A debrief can be helpful if you are planning an event for a client, or if you are working with a team of people. Getting everyone’s thoughts and opinions on the table post-event can open up discussions, uncover hidden issues and help you to generate ideas for improvement next time around.
Just because your event is over doesn’t mean your communication with attendees has to be. You can keep delivering quality content to your audience with multiple online channels and extend the life of your event and its message.
Any content that you didn’t get to use during the event can be published post-event, or you can repurpose content that you did use. You may have collected content during the event as well, like photos or video recordings. These can be used post-event to continue the engagement of your attendees and show the parts of your event that they might have missed.
You may also be able to create some post-event content, like a follow-up email newsletter with event highlights, or a Facebook photo album of attendees.
Since the conclusion of your event is not the end of your connection to your attendees, you can continue to promote your products and services to them after they leave. In fact, this may be the best time to do so.
If your attendees are on a high from enjoying the event and what they learned, they will be much more receptive to promotional messages about complimentary services or products, merchandise, or information about your next event. Don’t let this opportunity go overlooked—if you wait until months after the event to follow up with further promotion, you’ll lose these positive emotions that could work in your favor.

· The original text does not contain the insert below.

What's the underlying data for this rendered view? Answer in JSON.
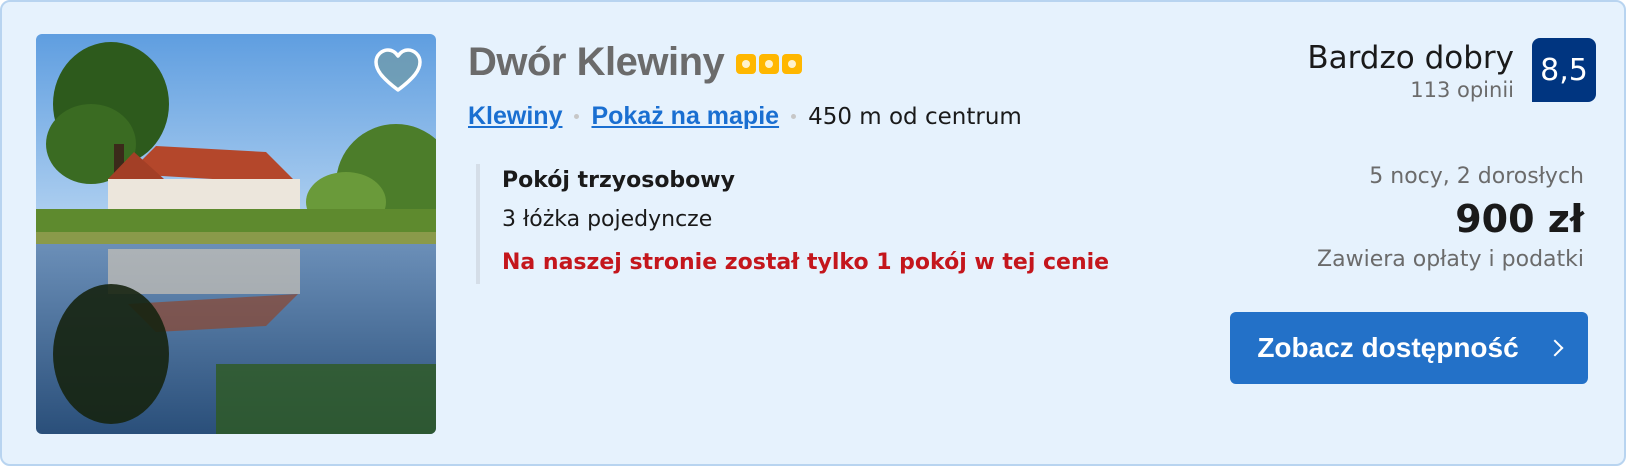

5. Follow-up on yourself
No doubt you’ll have come across a variety of things during the event that need to be followed up afterwards. Doing this as soon as possible will help you tie up loose ends before moving on to a new project. Having your notes and ideas still fresh in your mind will make this process easier and more effective, so get onto it as soon as you can.
Before your event begins it’s a good idea to keep this in mind, so you’ll be prepared to make notes as you go in a central place where they are easy to find and follow up afterwards.
It’s also important to get feedback from others about your event as soon as you can. Handing out, posting or emailing feedback forms to your attendees, guest speakers and venue staff can promote open discussion about what worked and what needs tweaking for next time.
Once the important details are worked out, taking some time to reflect can give you a clear overview of the event as a whole and how effective it was. We all want to learn from each project we take on, so this step is important.
Think about what you learned and what you would do differently next time, so you can take these lessons back to your team or company. You may also want to sit down with your client after reflecting on the event and share your ideas with them.
Making plans to change your approach for next time is an important step in the process of improving your work, so treat this one seriously and use it to your advantage.
What else do you do post-event? Let us know in the comments.